The usual covariance maximum likelihood estimate is very sensitive to the presence of outliers in the data set. In such a case, it would be better to use a robust estimator of covariance to guarantee that the estimation is resistant to “erroneous” observations in the data set. 1, 2

## Minimum Covariance Determinant Estimator¶

The Minimum Covariance Determinant estimator is a robust, high-breakdown point (i.e. it can be used to estimate the covariance matrix of highly contaminated datasets, up to $$\frac{n_\text{samples} - n_\text{features}-1}{2}$$ outliers) estimator of covariance. The idea is to find $$\frac{n_\text{samples} + n_\text{features}+1}{2}$$ observations whose empirical covariance has the smallest determinant, yielding a “pure” subset of observations from which to compute standards estimates of location and covariance.

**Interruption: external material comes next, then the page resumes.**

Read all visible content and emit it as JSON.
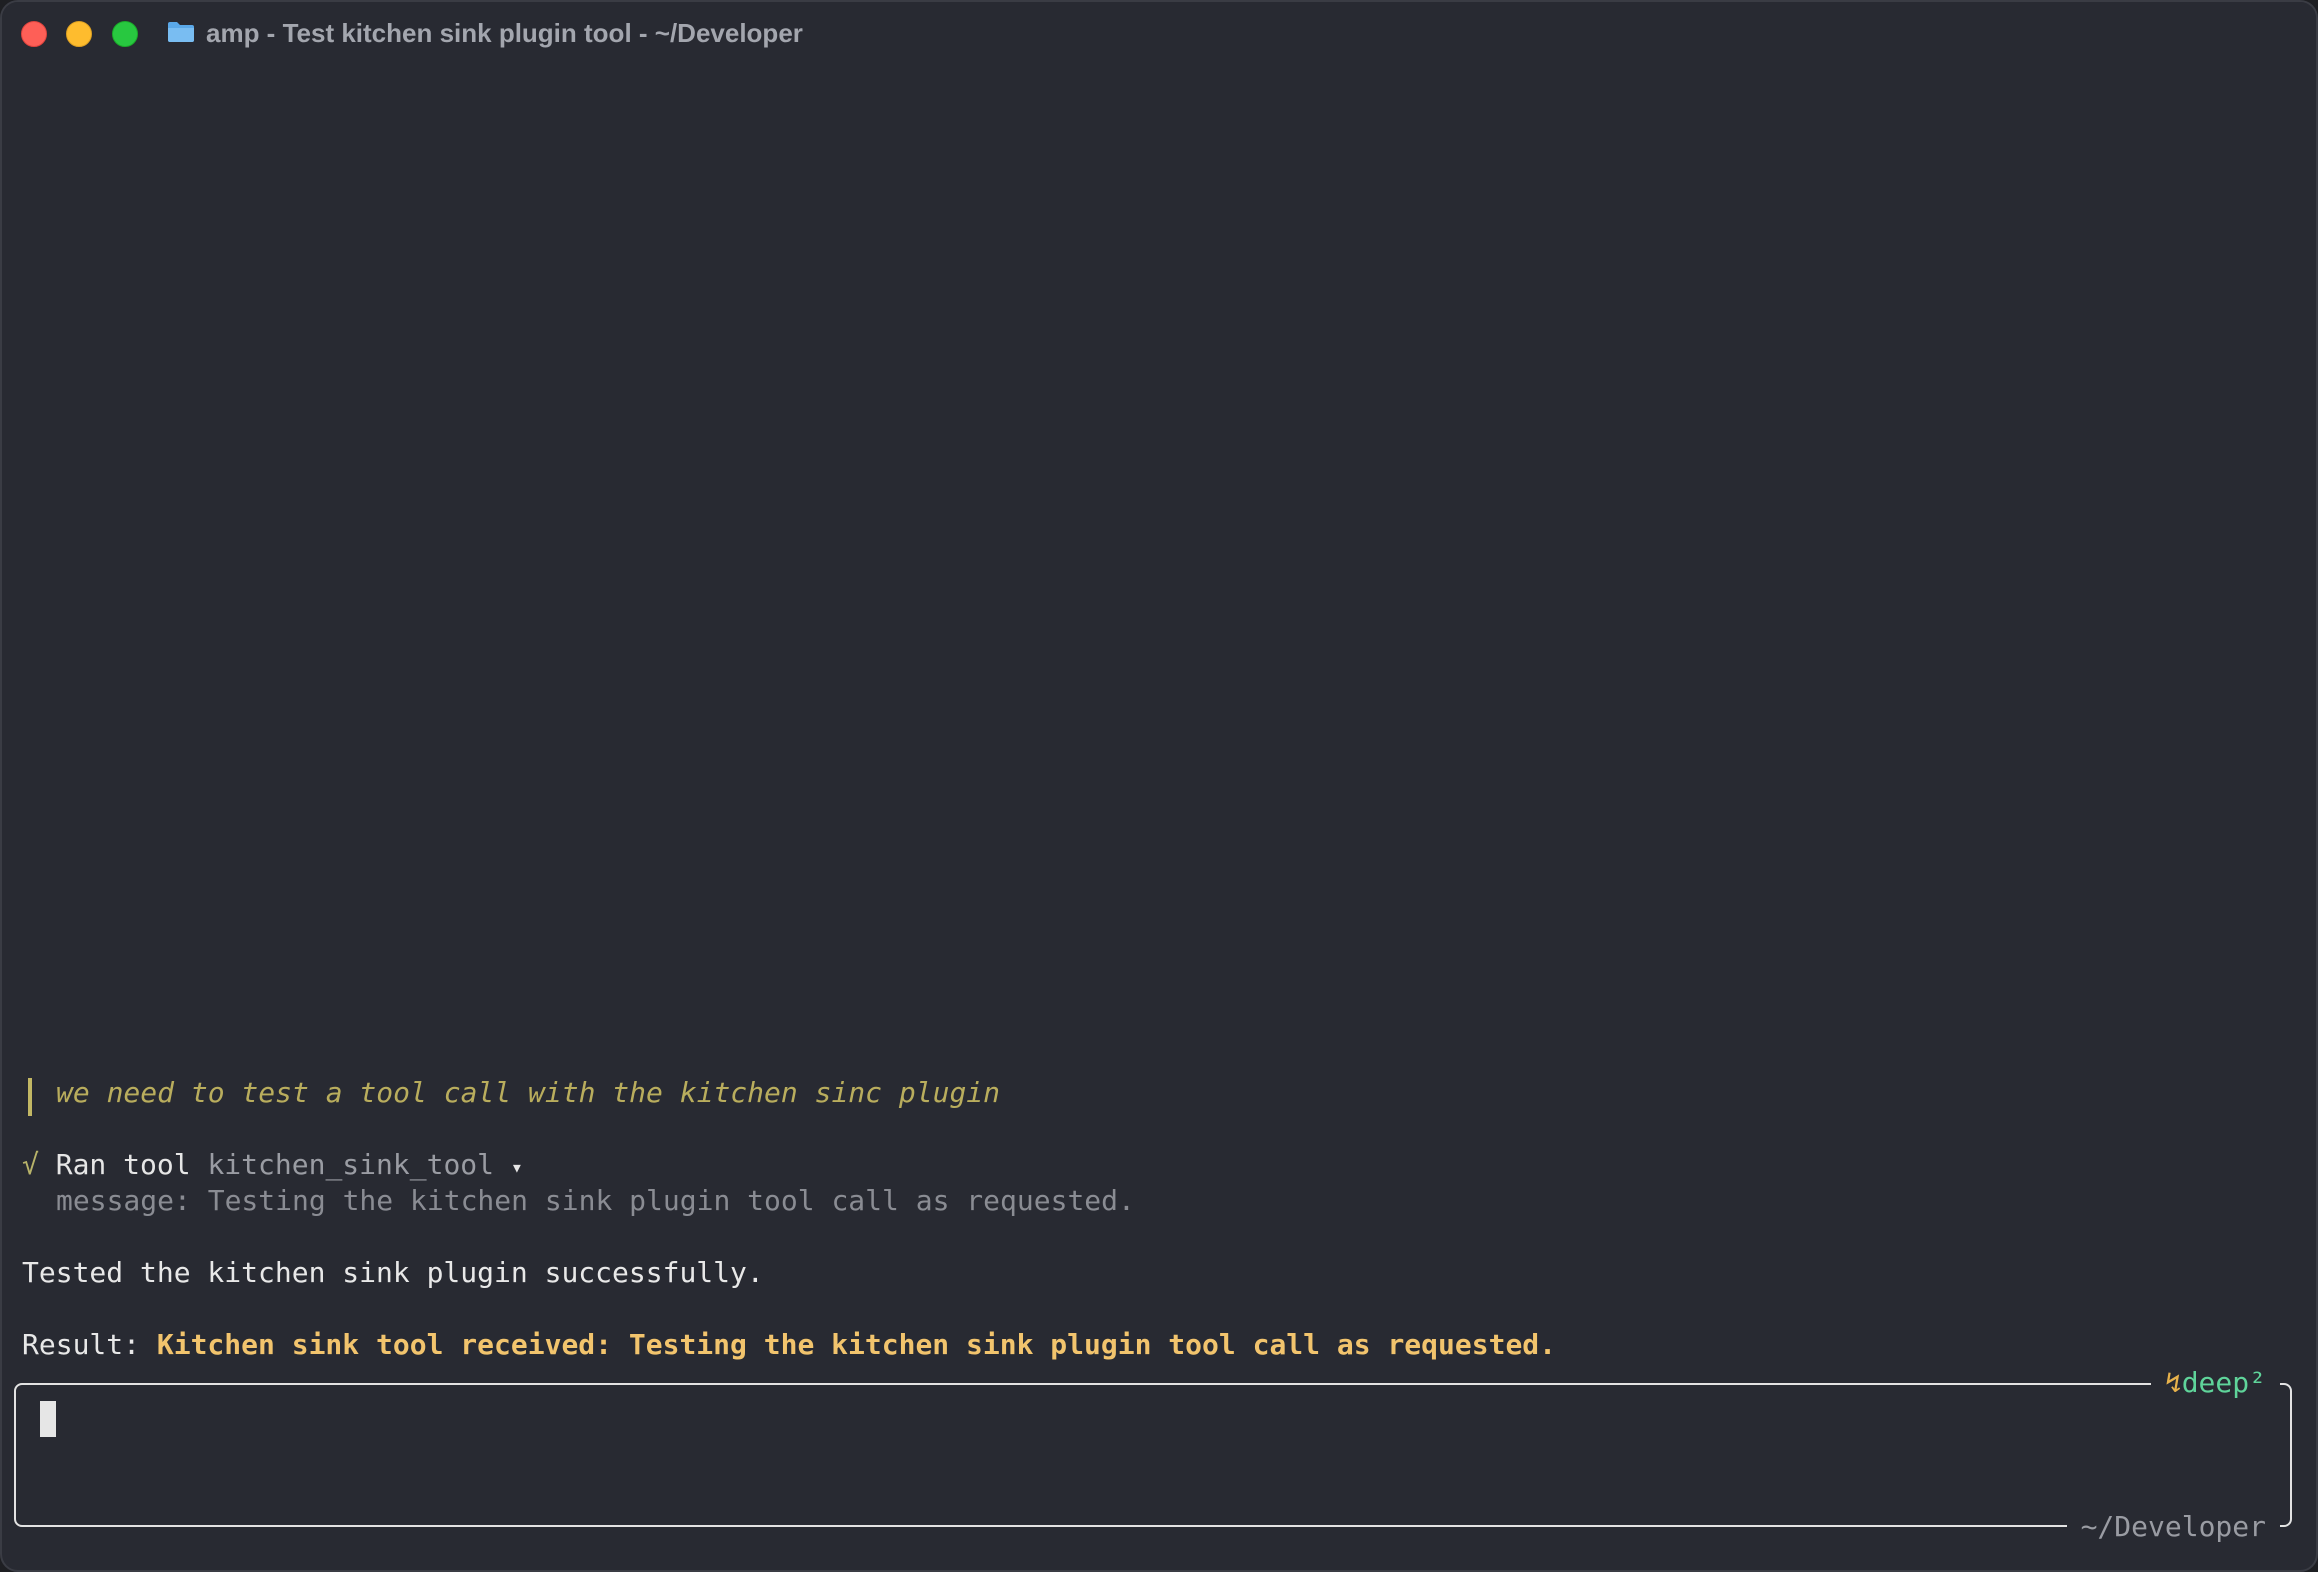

After a correction step aiming at compensating the fact that the estimates were learned from only a portion of the initial data, we end up with robust estimates of the data set location and covariance.

The Minimum Covariance Determinant estimator (MCD) has been introduced by P.J.Rousseuw in 3.

## Evaluation¶

In this example, we compare the estimation errors that are made when using various types of location and covariance estimates on contaminated Gaussian distributed data sets:

• The mean and the empirical covariance of the full dataset, which break down as soon as there are outliers in the data set

• The robust MCD, that has a low error provided $$n_\text{samples} > 5n_\text{features}$$

• The mean and the empirical covariance of the observations that are known to be good ones. This can be considered as a “perfect” MCD estimation, so one can trust our implementation by comparing to this case.